On Wednesday, the Assembly voted 43-34 to pass a bill (ABX2-15) that would legalize physician-assisted death in California, the San Jose Mercury News reports (Calefati/Seipel, San Jose Mercury News, 9/9).
Assembly member Susan Eggman (D-Stockton) introduced the legislation after a similar measure (SB 128) stalled in July amid a lack of support in the Assembly Committee on Health.
Like the stalled bill, ABX2-15 would allow some dying patients to end their lives through lethal doses of medication, as long as:
- Medication is self-administered;
- The patient is mentally competent; and
- Two physicians confirm the prognosis that the patient has six months or less to live.
Several amendments have been added to the bill in the special session, including one that would require patients to reaffirm their consent within 48 hours prior to taking the lethal dose of medication.
The bill’s authors also added an amendment that would sunset the law after a decade, making it effective only until Jan. 1, 2026, if passed (California Healthline, 9/8). However, the state Legislature could vote to extend it (Bernstein, Reuters, 9/9).
Details of Vote
During the hearing, some lawmakers said the bill could negatively affect low-income and minority residents who lack access to care. They said the measure could encourage such individuals to end their lives rather than seek treatment.
However, Eggman said, “What [the bill] will do is provide a measure of freedom to people who are dying.”
Assembly member Anthony Rendon (D-Lakewood) said terminally ill “Californians do not have another legislative session to wait for us” (White, “Capitol Alert,” Sacramento Bee, 9/9).
Several Republican lawmakers twice tried to block the vote on procedural grounds, claiming that the special session was not an appropriate venue to debate the right-to-die measure (Williams, AP/San Francisco, 9/9). However, they failed both attempts (Dembosky, “State of Health,” KQED, 9/9).
The bill now returns to the full state Senate, which is expected to endorse the measure after it approved an earlier version of the bill (“State of Health,” KQED, 9/9).
According to Reuters, the state Legislature has until midnight on Friday to pass regular-session bills. However, lawmakers can stay longer to address special-session measures.
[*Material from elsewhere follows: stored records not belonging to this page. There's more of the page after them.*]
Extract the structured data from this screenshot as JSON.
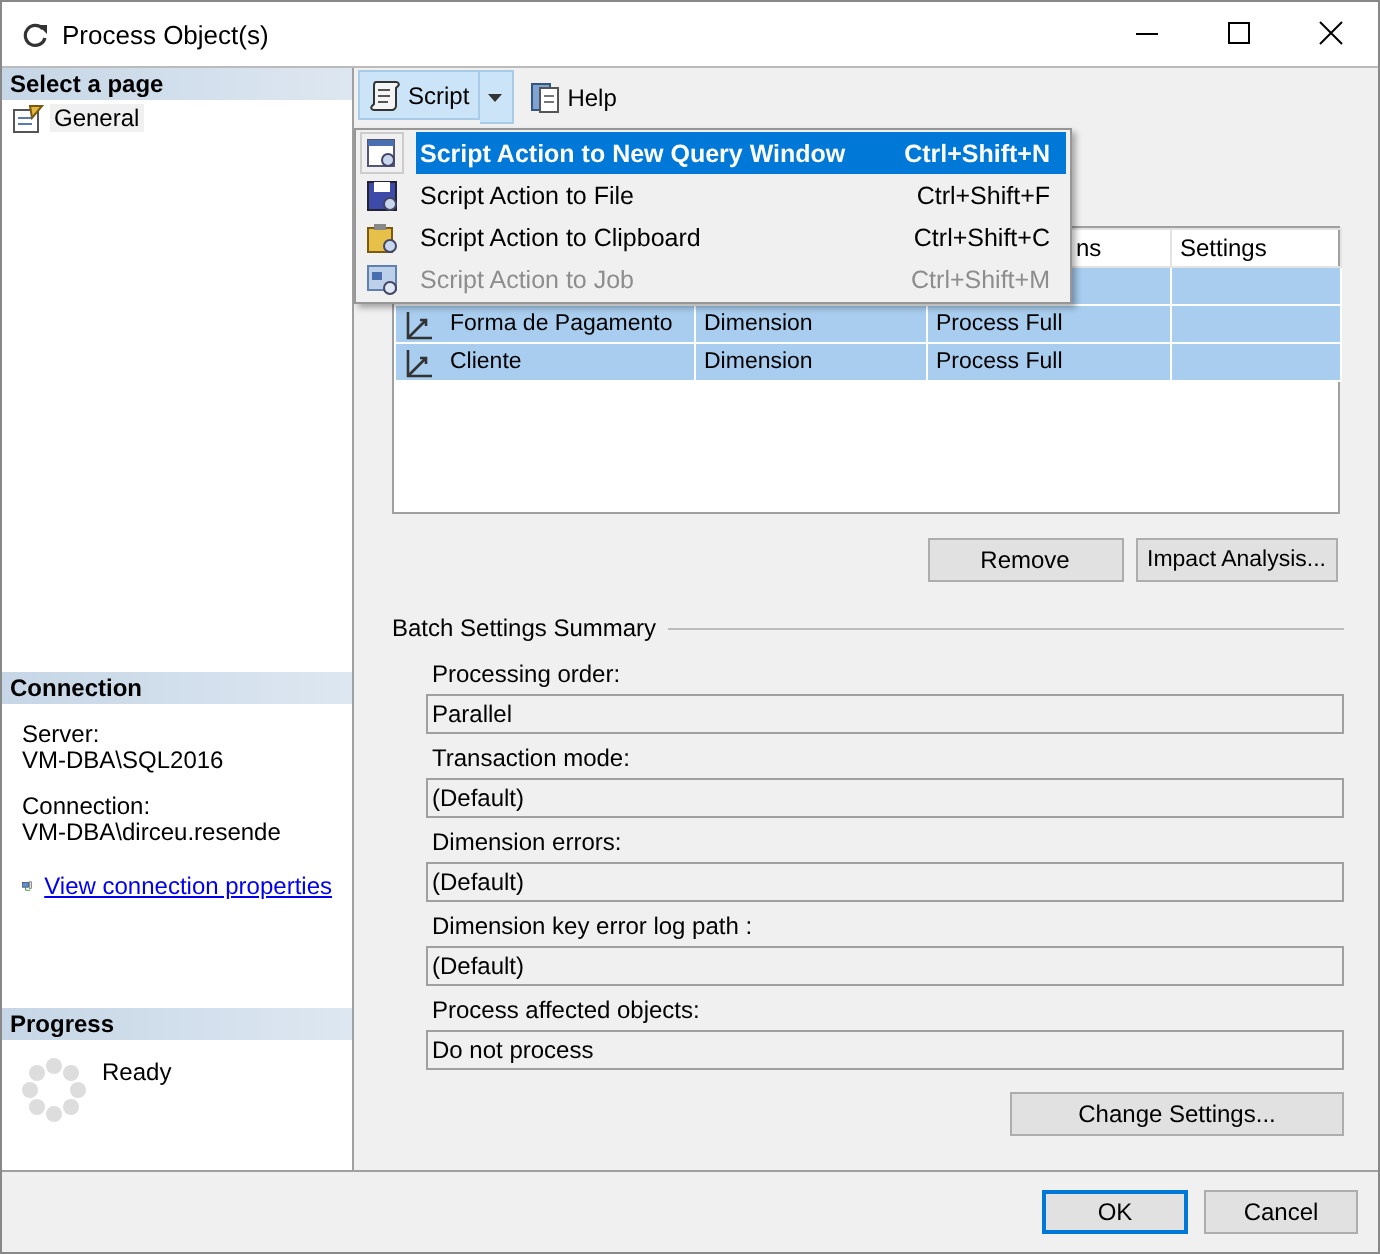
{
  "window": {
    "title": "Process Object(s)"
  },
  "sidebar": {
    "header": "Select a page",
    "pages": [
      {
        "label": "General",
        "selected": true
      }
    ]
  },
  "connection": {
    "header": "Connection",
    "server_label": "Server:",
    "server": "VM-DBA\\SQL2016",
    "connection_label": "Connection:",
    "connection": "VM-DBA\\dirceu.resende",
    "link": "View connection properties"
  },
  "progress": {
    "header": "Progress",
    "status": "Ready"
  },
  "toolbar": {
    "buttons": [
      {
        "label": "Script",
        "kind": "split",
        "pressed": true
      },
      {
        "label": "Help",
        "kind": "plain",
        "pressed": false
      }
    ]
  },
  "script_menu": {
    "items": [
      {
        "label": "Script Action to New Query Window",
        "shortcut": "Ctrl+Shift+N",
        "selected": true,
        "disabled": false,
        "kind": "query"
      },
      {
        "label": "Script Action to File",
        "shortcut": "Ctrl+Shift+F",
        "selected": false,
        "disabled": false,
        "kind": "file"
      },
      {
        "label": "Script Action to Clipboard",
        "shortcut": "Ctrl+Shift+C",
        "selected": false,
        "disabled": false,
        "kind": "clipboard"
      },
      {
        "label": "Script Action to Job",
        "shortcut": "Ctrl+Shift+M",
        "selected": false,
        "disabled": true,
        "kind": "job"
      }
    ]
  },
  "objects_grid": {
    "columns": {
      "column_3": "ns",
      "column_4": "Settings"
    },
    "rows": [
      {
        "selected": true
      },
      {
        "name": "Forma de Pagamento",
        "type": "Dimension",
        "options": "Process Full",
        "selected": true
      },
      {
        "name": "Cliente",
        "type": "Dimension",
        "options": "Process Full",
        "selected": true
      }
    ]
  },
  "grid_buttons": [
    "Remove",
    "Impact Analysis..."
  ],
  "batch_settings": {
    "title": "Batch Settings Summary",
    "fields": [
      {
        "label": "Processing order:",
        "value": "Parallel"
      },
      {
        "label": "Transaction mode:",
        "value": "(Default)"
      },
      {
        "label": "Dimension errors:",
        "value": "(Default)"
      },
      {
        "label": "Dimension key error log path :",
        "value": "(Default)"
      },
      {
        "label": "Process affected objects:",
        "value": "Do not process"
      }
    ],
    "button": "Change Settings..."
  },
  "dialog_buttons": [
    {
      "label": "OK",
      "default": true
    },
    {
      "label": "Cancel",
      "default": false
    }
  ]
}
If approved by the state Senate, the bill then would head to Gov. Jerry Brown (D), who has not indicated whether he would sign or veto the measure (Reuters, 9/9).